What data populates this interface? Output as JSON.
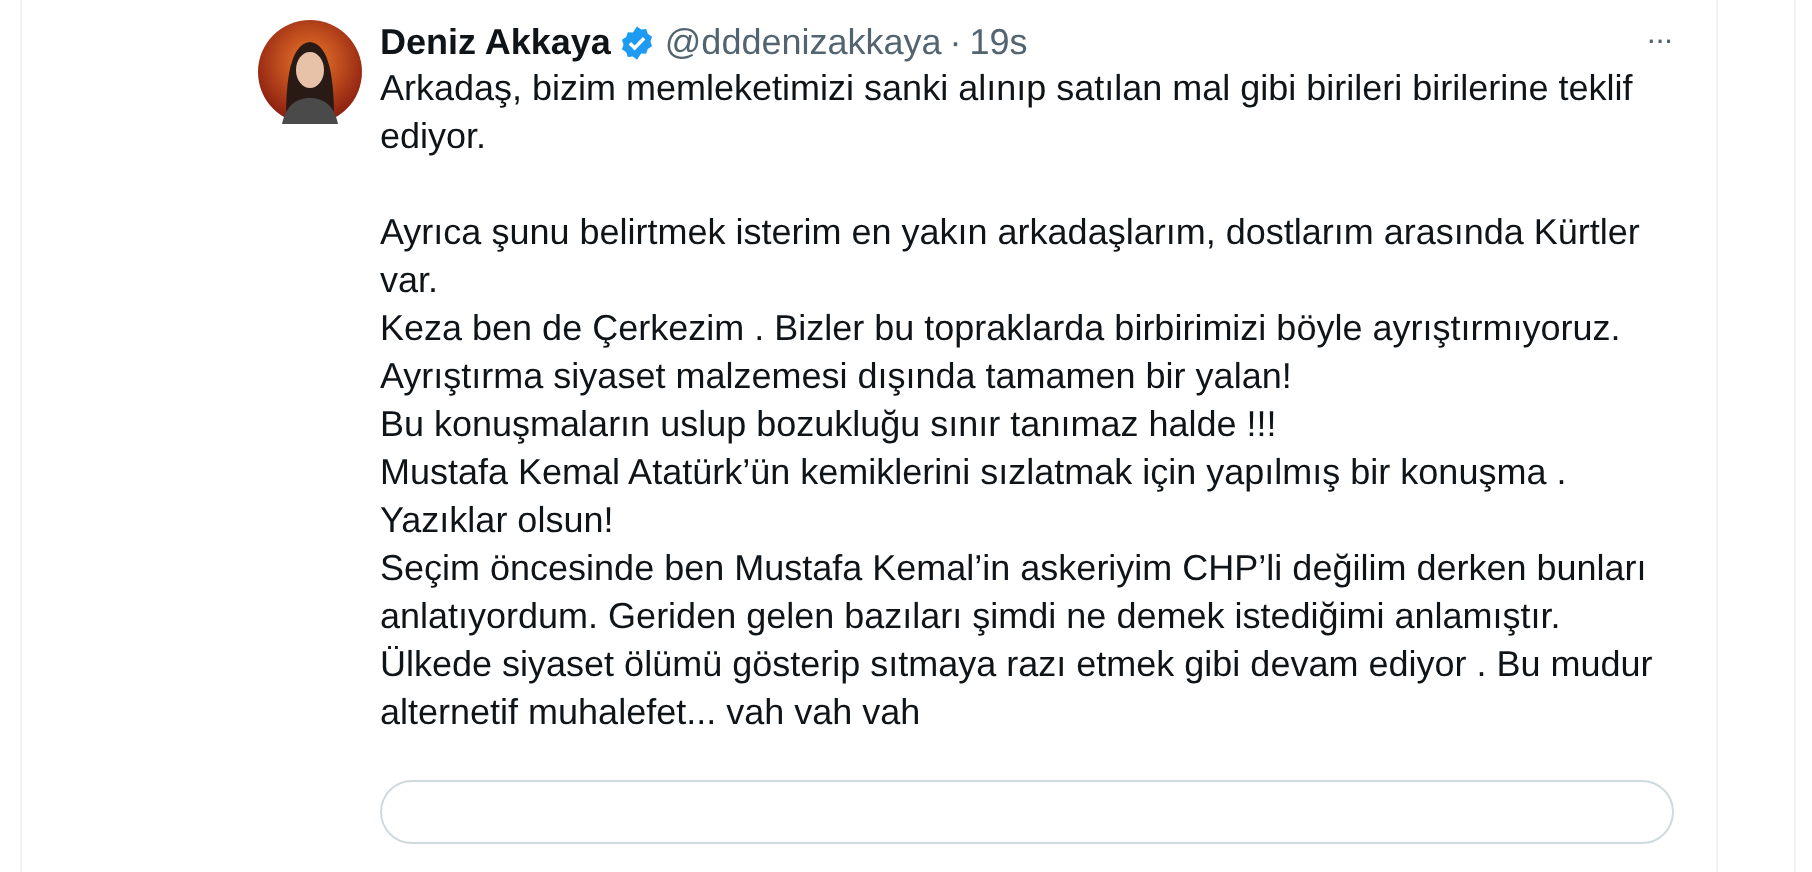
{
  "tweet": {
    "author": {
      "name": "Deniz Akkaya",
      "verified": true,
      "handle": "@dddenizakkaya",
      "separator": "·",
      "time": "19s"
    },
    "more_icon": "···",
    "paragraphs": [
      "Arkadaş, bizim memleketimizi sanki alınıp satılan mal gibi birileri birilerine teklif ediyor.",
      "Ayrıca şunu belirtmek isterim en yakın arkadaşlarım, dostlarım arasında Kürtler var.",
      "Keza ben de Çerkezim . Bizler bu topraklarda birbirimizi böyle ayrıştırmıyoruz. Ayrıştırma siyaset malzemesi dışında tamamen bir yalan!",
      "Bu konuşmaların uslup bozukluğu sınır tanımaz halde !!!",
      "Mustafa Kemal Atatürk’ün kemiklerini sızlatmak için yapılmış bir konuşma . Yazıklar olsun!",
      "Seçim öncesinde  ben Mustafa Kemal’in askeriyim CHP’li değilim derken bunları anlatıyordum. Geriden gelen bazıları şimdi ne demek istediğimi anlamıştır.",
      "Ülkede siyaset ölümü gösterip sıtmaya razı etmek gibi devam ediyor . Bu mudur alternetif muhalefet... vah vah vah"
    ]
  }
}
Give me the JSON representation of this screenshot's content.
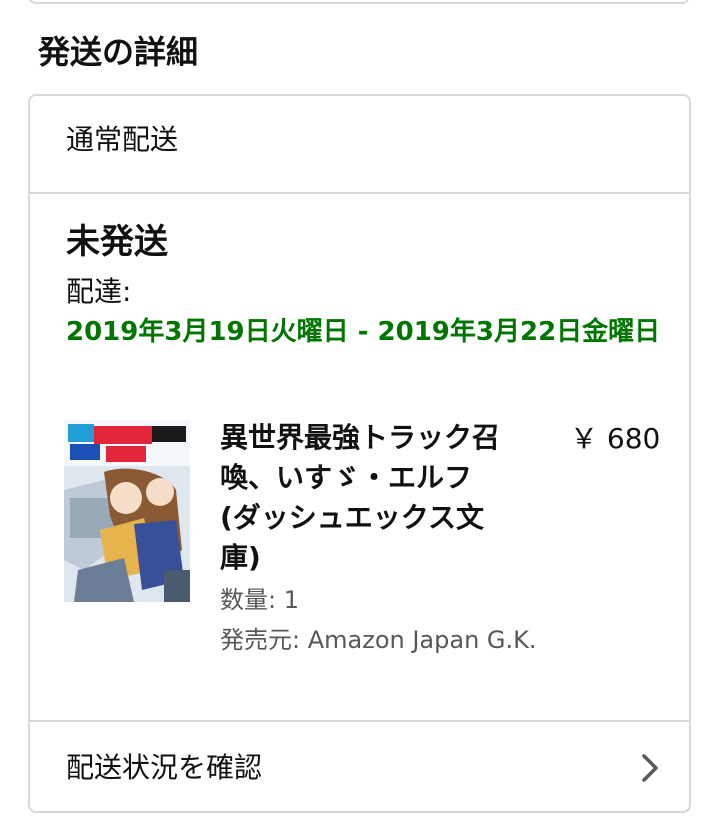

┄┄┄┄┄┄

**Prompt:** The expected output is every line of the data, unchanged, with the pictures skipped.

**Exercise output:**
What data populates this interface? Output as JSON.
{
  "tweet": {
    "author": {
      "name": "Deniz Akkaya",
      "verified": true,
      "handle": "@dddenizakkaya",
      "separator": "·",
      "time": "19s"
    },
    "more_icon": "···",
    "paragraphs": [
      "Arkadaş, bizim memleketimizi sanki alınıp satılan mal gibi birileri birilerine teklif ediyor.",
      "Ayrıca şunu belirtmek isterim en yakın arkadaşlarım, dostlarım arasında Kürtler var.",
      "Keza ben de Çerkezim . Bizler bu topraklarda birbirimizi böyle ayrıştırmıyoruz. Ayrıştırma siyaset malzemesi dışında tamamen bir yalan!",
      "Bu konuşmaların uslup bozukluğu sınır tanımaz halde !!!",
      "Mustafa Kemal Atatürk’ün kemiklerini sızlatmak için yapılmış bir konuşma . Yazıklar olsun!",
      "Seçim öncesinde  ben Mustafa Kemal’in askeriyim CHP’li değilim derken bunları anlatıyordum. Geriden gelen bazıları şimdi ne demek istediğimi anlamıştır.",
      "Ülkede siyaset ölümü gösterip sıtmaya razı etmek gibi devam ediyor . Bu mudur alternetif muhalefet... vah vah vah"
    ]
  }
}
Give me the JSON representation of this screenshot's content.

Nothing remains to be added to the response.